(RECORDS SUPPLIED)
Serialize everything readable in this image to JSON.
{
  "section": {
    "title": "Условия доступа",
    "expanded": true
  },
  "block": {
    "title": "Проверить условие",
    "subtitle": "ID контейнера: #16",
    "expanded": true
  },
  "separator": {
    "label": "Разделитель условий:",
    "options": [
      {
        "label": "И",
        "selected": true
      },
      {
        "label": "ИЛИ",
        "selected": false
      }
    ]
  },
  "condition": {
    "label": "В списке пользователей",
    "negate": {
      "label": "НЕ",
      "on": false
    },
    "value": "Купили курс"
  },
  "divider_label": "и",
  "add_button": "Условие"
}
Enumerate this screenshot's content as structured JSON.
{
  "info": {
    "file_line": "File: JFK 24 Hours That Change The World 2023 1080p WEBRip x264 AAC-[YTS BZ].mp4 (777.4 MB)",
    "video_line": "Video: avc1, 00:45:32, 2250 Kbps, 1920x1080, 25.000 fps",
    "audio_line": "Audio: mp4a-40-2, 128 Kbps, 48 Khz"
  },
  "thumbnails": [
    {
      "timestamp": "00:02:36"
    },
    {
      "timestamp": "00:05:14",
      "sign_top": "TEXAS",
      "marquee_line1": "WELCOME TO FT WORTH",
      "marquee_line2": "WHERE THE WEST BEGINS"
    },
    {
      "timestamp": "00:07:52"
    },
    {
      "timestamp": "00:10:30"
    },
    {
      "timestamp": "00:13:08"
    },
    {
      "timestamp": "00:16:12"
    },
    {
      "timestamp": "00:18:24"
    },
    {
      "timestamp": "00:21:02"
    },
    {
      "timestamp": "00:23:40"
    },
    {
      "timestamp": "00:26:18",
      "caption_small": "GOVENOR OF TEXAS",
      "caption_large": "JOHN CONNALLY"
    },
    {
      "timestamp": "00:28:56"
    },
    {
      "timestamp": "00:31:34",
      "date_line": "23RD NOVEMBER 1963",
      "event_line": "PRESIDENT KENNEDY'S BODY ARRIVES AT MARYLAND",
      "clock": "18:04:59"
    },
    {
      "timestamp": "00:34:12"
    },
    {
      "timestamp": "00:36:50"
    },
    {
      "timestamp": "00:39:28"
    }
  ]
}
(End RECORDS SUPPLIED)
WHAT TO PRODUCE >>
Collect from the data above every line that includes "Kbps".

WORKED SOLUTION >>
    "video_line": "Video: avc1, 00:45:32, 2250 Kbps, 1920x1080, 25.000 fps",
    "audio_line": "Audio: mp4a-40-2, 128 Kbps, 48 Khz"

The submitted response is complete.